How to Take Care of Your Cat or Kitten After Desexing?

Cat or kitten desexing offers a number of benefits, including reduced roaming, fighting, and aggression. It significantly reduces the risk of uterine infection and mammary cancer in females, and prostate gland cancer in males. On a wider scale, desexing also limits the occurrence of unwanted litters, strays, and overpopulation of our feline friends.

Most pet owners are under no illusions that kitten or cat desexing is in their pet’s best interests, but many are unsure of what sort of aftercare is required. This is, after all, a major medical procedure and ensuring your feline’s comfort during recovery is a must.


  • Monitor the wound
    When desexing female cats, the wound should be inspected daily for 10 to 14 days. If they didn’t receive dissolvable stitches, they will need to be removed by a vet at their check-up. When desexing male cats, no stitches are required but there will be two small incisions below their bottom. If you notice sudden swelling, pus and discharge, significant pain, or your cat is not eating, it’s important that you contact your vet, as an infection may have developed.

    As cats are compulsive cleaners, they may lick or bite at the area excessively. To avoid irritation and allow the wound to heal, a head or ‘Elizabethan’ collar may be fitted; your cat will need to wear this until the stitches are removed or the wound has healed.
  • Rest and recovery
    Most animals will be groggy for a few hours following the surgery, particularly after desexing female cats, which can even persist into the next day. Provide them with a quiet and stable environment so that they can get some much-needed rest. A cosy blanket is a good idea, as animals are less able to regulate their own body temperatures after a procedure like this one. Ensure that they have access to food and water.

    It’s likely that your cat will be sent home with some pain relief (such as a tablet, syrup, or even a topical cream). It’s important that you follow the instructions for administering the medication to ensure that their pain is managed.
  • Feeding and nutrition
    While your cat can eat their dinner as usual the night before the procedure, they must not eat or drink anything after that. After being desexed, your pet is free to eat and drink as normal. However, some pets feel nauseous from the procedure and anaesthetic, so don’t be surprised if they don’t immediately start to chow down on the food you offer. Start by offering them a small amount of food and water and encourage them to eat.
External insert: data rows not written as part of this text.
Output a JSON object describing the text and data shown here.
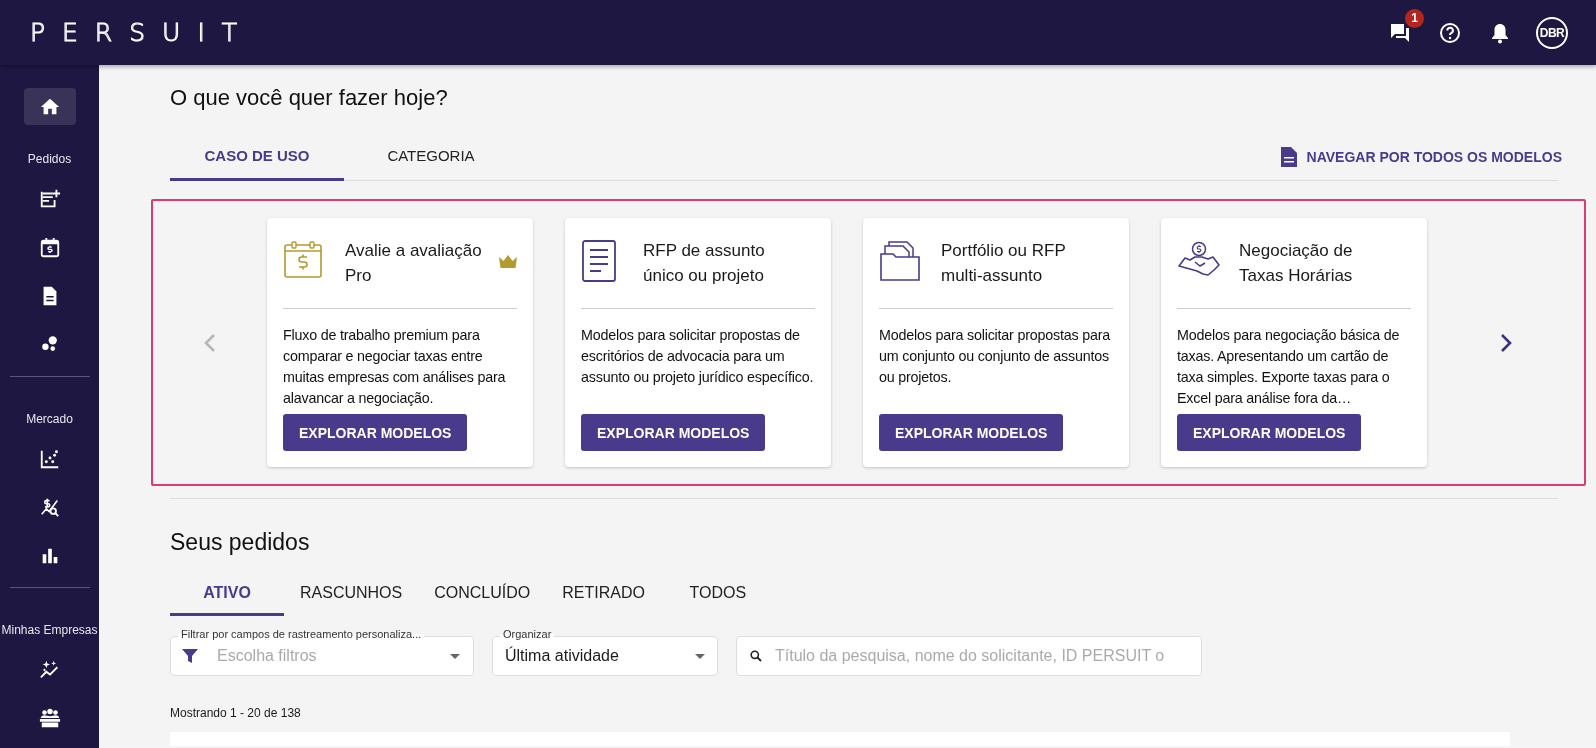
{
  "header": {
    "logo": "PERSUIT",
    "messages": {
      "badge": "1"
    },
    "avatar": "DBR"
  },
  "sidebar": {
    "home": {
      "selected": true
    },
    "sections": [
      {
        "label": "Pedidos",
        "items": [
          {
            "selected": false
          },
          {
            "selected": false
          },
          {
            "selected": false
          },
          {
            "selected": false
          }
        ]
      },
      {
        "label": "Mercado",
        "items": [
          {
            "selected": false
          },
          {
            "selected": false
          },
          {
            "selected": false
          }
        ]
      },
      {
        "label": "Minhas Empresas",
        "items": [
          {
            "selected": false
          },
          {
            "selected": false
          }
        ]
      }
    ]
  },
  "heading": "O que você quer fazer hoje?",
  "template_tabs": [
    {
      "label": "CASO DE USO",
      "selected": true
    },
    {
      "label": "CATEGORIA",
      "selected": false
    }
  ],
  "browse_link": "NAVEGAR POR TODOS OS MODELOS",
  "carousel": {
    "previous": {
      "disabled": true
    },
    "next": {
      "disabled": false
    },
    "cards": [
      {
        "title": "Avalie a avaliação Pro",
        "premium": true,
        "description": "Fluxo de trabalho premium para comparar e negociar taxas entre muitas empresas com análises para alavancar a negociação.",
        "button": "EXPLORAR MODELOS"
      },
      {
        "title": "RFP de assunto único ou projeto",
        "premium": false,
        "description": "Modelos para solicitar propostas de escritórios de advocacia para um assunto ou projeto jurídico específico.",
        "button": "EXPLORAR MODELOS"
      },
      {
        "title": "Portfólio ou RFP multi-assunto",
        "premium": false,
        "description": "Modelos para solicitar propostas para um conjunto ou conjunto de assuntos ou projetos.",
        "button": "EXPLORAR MODELOS"
      },
      {
        "title": "Negociação de Taxas Horárias",
        "premium": false,
        "description": "Modelos para negociação básica de taxas. Apresentando um cartão de taxa simples. Exporte taxas para o Excel para análise fora da…",
        "button": "EXPLORAR MODELOS"
      }
    ]
  },
  "requests_heading": "Seus pedidos",
  "request_tabs": [
    {
      "label": "ATIVO",
      "selected": true
    },
    {
      "label": "RASCUNHOS",
      "selected": false
    },
    {
      "label": "CONCLUÍDO",
      "selected": false
    },
    {
      "label": "RETIRADO",
      "selected": false
    },
    {
      "label": "TODOS",
      "selected": false
    }
  ],
  "filter": {
    "label": "Filtrar por campos de rastreamento personaliza...",
    "placeholder": "Escolha filtros"
  },
  "sort": {
    "label": "Organizar",
    "value": "Última atividade"
  },
  "search": {
    "placeholder": "Título da pesquisa, nome do solicitante, ID PERSUIT o"
  },
  "showing": "Mostrando 1 - 20 de 138"
}
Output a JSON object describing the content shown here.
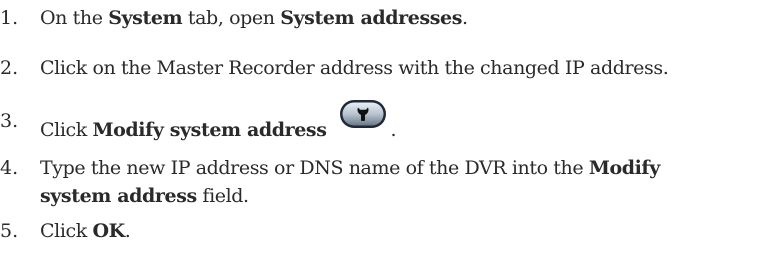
{
  "steps": [
    {
      "number": "1.",
      "parts": [
        "On the ",
        "System",
        " tab, open ",
        "System addresses",
        "."
      ]
    },
    {
      "number": "2.",
      "parts": [
        "Click on the Master Recorder address with the changed IP address."
      ]
    },
    {
      "number": "3.",
      "parts": [
        "Click ",
        "Modify system address",
        "."
      ],
      "icon": "wrench-icon"
    },
    {
      "number": "4.",
      "parts": [
        "Type the new IP address or DNS name of the DVR into the ",
        "Modify",
        "system address",
        " field."
      ]
    },
    {
      "number": "5.",
      "parts": [
        "Click ",
        "OK",
        "."
      ]
    }
  ]
}
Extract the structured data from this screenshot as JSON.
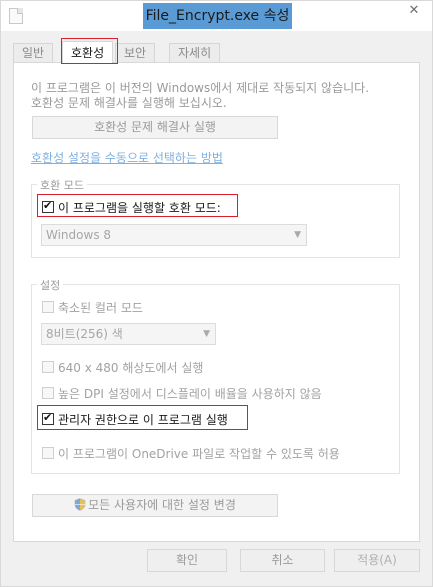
{
  "window": {
    "title": "File_Encrypt.exe 속성",
    "close_glyph": "✕"
  },
  "tabs": [
    {
      "label": "일반",
      "active": false
    },
    {
      "label": "호환성",
      "active": true
    },
    {
      "label": "보안",
      "active": false
    },
    {
      "label": "자세히",
      "active": false
    }
  ],
  "panel": {
    "info_line1": "이 프로그램은 이 버전의 Windows에서 제대로 작동되지 않습니다.",
    "info_line2": "호환성 문제 해결사를 실행해 보십시오.",
    "troubleshooter_button": "호환성 문제 해결사 실행",
    "manual_link": "호환성 설정을 수동으로 선택하는 방법",
    "compat_mode": {
      "group_label": "호환 모드",
      "checkbox_label": "이 프로그램을 실행할 호환 모드:",
      "checked": true,
      "selected_os": "Windows 8"
    },
    "settings": {
      "group_label": "설정",
      "reduced_color_label": "축소된 컬러 모드",
      "reduced_color_checked": false,
      "color_depth_value": "8비트(256) 색",
      "res_640_label": "640 x 480 해상도에서 실행",
      "res_640_checked": false,
      "high_dpi_label": "높은 DPI 설정에서 디스플레이 배율을 사용하지 않음",
      "high_dpi_checked": false,
      "run_as_admin_label": "관리자 권한으로 이 프로그램 실행",
      "run_as_admin_checked": true,
      "onedrive_label": "이 프로그램이 OneDrive 파일로 작업할 수 있도록 허용",
      "onedrive_checked": false
    },
    "all_users_button": "모든 사용자에 대한 설정 변경"
  },
  "footer": {
    "ok_label": "확인",
    "cancel_label": "취소",
    "apply_label": "적용(A)"
  },
  "colors": {
    "title_highlight": "#5b9bd5",
    "annotation_red": "#d9202a",
    "link_blue": "#7eb0e0"
  },
  "icons": {
    "app": "file-icon",
    "close": "close-icon",
    "shield": "uac-shield-icon",
    "dropdown": "chevron-down-icon"
  }
}
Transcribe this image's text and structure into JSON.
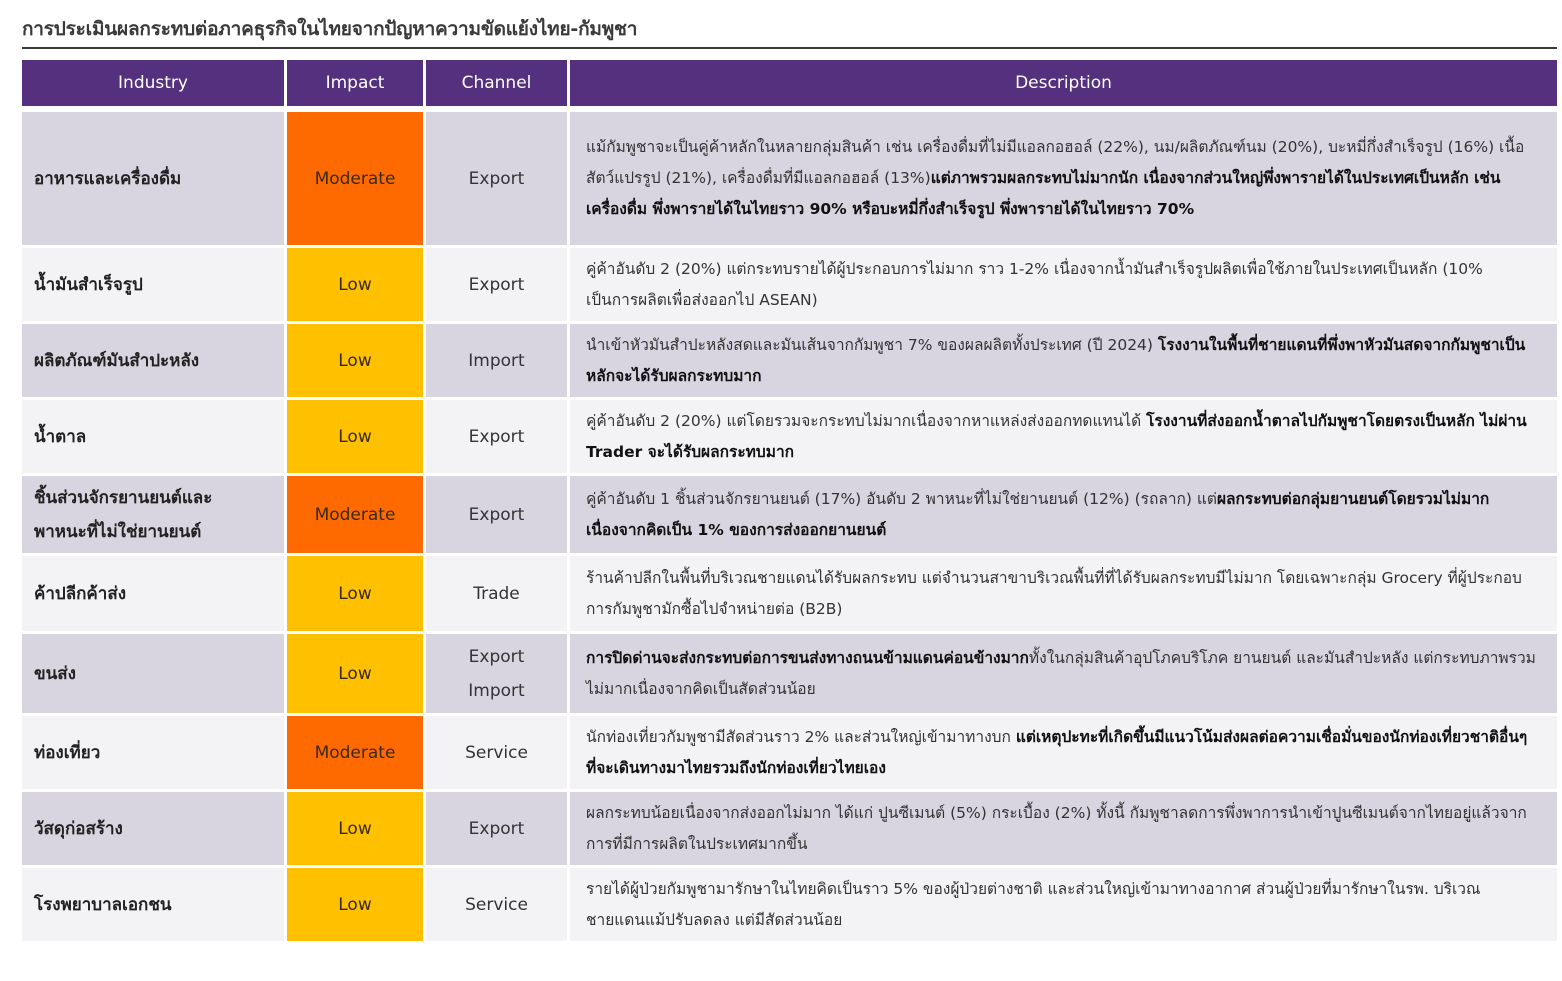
{
  "page": {
    "title": "การประเมินผลกระทบต่อภาคธุรกิจในไทยจากปัญหาความขัดแย้งไทย-กัมพูชา"
  },
  "colors": {
    "header_bg": "#55307f",
    "moderate": "#ff6a00",
    "low": "#ffc000",
    "row_odd": "#d8d5e0",
    "row_even": "#f3f3f6"
  },
  "table": {
    "headers": [
      "Industry",
      "Impact",
      "Channel",
      "Description"
    ],
    "rows": [
      {
        "industry": [
          "อาหารและเครื่องดื่ม"
        ],
        "impact": "Moderate",
        "channel": [
          "Export"
        ],
        "desc_normal": "แม้กัมพูชาจะเป็นคู่ค้าหลักในหลายกลุ่มสินค้า เช่น เครื่องดื่มที่ไม่มีแอลกอฮอล์ (22%), นม/ผลิตภัณฑ์นม (20%), บะหมี่กึ่งสำเร็จรูป (16%) เนื้อสัตว์แปรรูป (21%), เครื่องดื่มที่มีแอลกอฮอล์ (13%)",
        "desc_bold": "แต่ภาพรวมผลกระทบไม่มากนัก เนื่องจากส่วนใหญ่พึ่งพารายได้ในประเทศเป็นหลัก เช่น เครื่องดื่ม พึ่งพารายได้ในไทยราว 90% หรือบะหมี่กึ่งสำเร็จรูป พึ่งพารายได้ในไทยราว 70%",
        "desc_tail": ""
      },
      {
        "industry": [
          "น้ำมันสำเร็จรูป"
        ],
        "impact": "Low",
        "channel": [
          "Export"
        ],
        "desc_normal": "คู่ค้าอันดับ 2 (20%) แต่กระทบรายได้ผู้ประกอบการไม่มาก ราว 1-2% เนื่องจากน้ำมันสำเร็จรูปผลิตเพื่อใช้ภายในประเทศเป็นหลัก (10% เป็นการผลิตเพื่อส่งออกไป ASEAN)",
        "desc_bold": "",
        "desc_tail": ""
      },
      {
        "industry": [
          "ผลิตภัณฑ์มันสำปะหลัง"
        ],
        "impact": "Low",
        "channel": [
          "Import"
        ],
        "desc_normal": "นำเข้าหัวมันสำปะหลังสดและมันเส้นจากกัมพูชา 7% ของผลผลิตทั้งประเทศ (ปี 2024) ",
        "desc_bold": "โรงงานในพื้นที่ชายแดนที่พึ่งพาหัวมันสดจากกัมพูชาเป็นหลักจะได้รับผลกระทบมาก",
        "desc_tail": ""
      },
      {
        "industry": [
          "น้ำตาล"
        ],
        "impact": "Low",
        "channel": [
          "Export"
        ],
        "desc_normal": "คู่ค้าอันดับ 2 (20%) แต่โดยรวมจะกระทบไม่มากเนื่องจากหาแหล่งส่งออกทดแทนได้ ",
        "desc_bold": "โรงงานที่ส่งออกน้ำตาลไปกัมพูชาโดยตรงเป็นหลัก ไม่ผ่าน Trader จะได้รับผลกระทบมาก",
        "desc_tail": ""
      },
      {
        "industry": [
          "ชิ้นส่วนจักรยานยนต์และ",
          "พาหนะที่ไม่ใช่ยานยนต์"
        ],
        "impact": "Moderate",
        "channel": [
          "Export"
        ],
        "desc_normal": "คู่ค้าอันดับ 1 ชิ้นส่วนจักรยานยนต์ (17%) อันดับ 2 พาหนะที่ไม่ใช่ยานยนต์ (12%) (รถลาก) แต่",
        "desc_bold": "ผลกระทบต่อกลุ่มยานยนต์โดยรวมไม่มากเนื่องจากคิดเป็น 1% ของการส่งออกยานยนต์",
        "desc_tail": ""
      },
      {
        "industry": [
          "ค้าปลีกค้าส่ง"
        ],
        "impact": "Low",
        "channel": [
          "Trade"
        ],
        "desc_normal": "ร้านค้าปลีกในพื้นที่บริเวณชายแดนได้รับผลกระทบ แต่จำนวนสาขาบริเวณพื้นที่ที่ได้รับผลกระทบมีไม่มาก โดยเฉพาะกลุ่ม Grocery ที่ผู้ประกอบการกัมพูชามักซื้อไปจำหน่ายต่อ (B2B)",
        "desc_bold": "",
        "desc_tail": ""
      },
      {
        "industry": [
          "ขนส่ง"
        ],
        "impact": "Low",
        "channel": [
          "Export",
          "Import"
        ],
        "desc_normal": "",
        "desc_bold": "การปิดด่านจะส่งกระทบต่อการขนส่งทางถนนข้ามแดนค่อนข้างมาก",
        "desc_tail": "ทั้งในกลุ่มสินค้าอุปโภคบริโภค ยานยนต์ และมันสำปะหลัง แต่กระทบภาพรวมไม่มากเนื่องจากคิดเป็นสัดส่วนน้อย"
      },
      {
        "industry": [
          "ท่องเที่ยว"
        ],
        "impact": "Moderate",
        "channel": [
          "Service"
        ],
        "desc_normal": "นักท่องเที่ยวกัมพูชามีสัดส่วนราว 2% และส่วนใหญ่เข้ามาทางบก ",
        "desc_bold": "แต่เหตุปะทะที่เกิดขึ้นมีแนวโน้มส่งผลต่อความเชื่อมั่นของนักท่องเที่ยวชาติอื่นๆ ที่จะเดินทางมาไทยรวมถึงนักท่องเที่ยวไทยเอง",
        "desc_tail": ""
      },
      {
        "industry": [
          "วัสดุก่อสร้าง"
        ],
        "impact": "Low",
        "channel": [
          "Export"
        ],
        "desc_normal": "ผลกระทบน้อยเนื่องจากส่งออกไม่มาก ได้แก่ ปูนซีเมนต์ (5%) กระเบื้อง (2%) ทั้งนี้ กัมพูชาลดการพึ่งพาการนำเข้าปูนซีเมนต์จากไทยอยู่แล้วจากการที่มีการผลิตในประเทศมากขึ้น",
        "desc_bold": "",
        "desc_tail": ""
      },
      {
        "industry": [
          "โรงพยาบาลเอกชน"
        ],
        "impact": "Low",
        "channel": [
          "Service"
        ],
        "desc_normal": "รายได้ผู้ป่วยกัมพูชามารักษาในไทยคิดเป็นราว 5% ของผู้ป่วยต่างชาติ และส่วนใหญ่เข้ามาทางอากาศ ส่วนผู้ป่วยที่มารักษาในรพ. บริเวณชายแดนแม้ปรับลดลง แต่มีสัดส่วนน้อย",
        "desc_bold": "",
        "desc_tail": ""
      }
    ]
  }
}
    If they seem to be eating well and there's no vomiting, you can give them some more food and water a few hours later. If there is frequent vomiting or your pet refuses to eat overnight, contact your vet for advice.
  • Return to activity
    You will need to control and limit activity for five to 14 days while recovering from a kitten or cat desexing procedure. This will prevent them from tearing the stitches and otherwise slowing down their recovery. Keep them indoors and avoid strenuous activity (including climbing stairs, jumping up and down from couches or beds, and rough play). You may need to confine them to a room to achieve this.

    After desexing male cats, they must also be kept away from any females on heat for at least a week after the procedure, as viable sperm may still be present in the lower passages. After a week, they will not be able to sire any kittens.


Although kitten and cat desexing is considered a major surgery, in most cases, they will be able to return home with you the same day. They will be much happier in a familiar environment with you to love and care for them while they recuperate. If you have any concerns or questions at all during the recovery stage, do not hesitate to contact your vet – they'll be more than happy to help.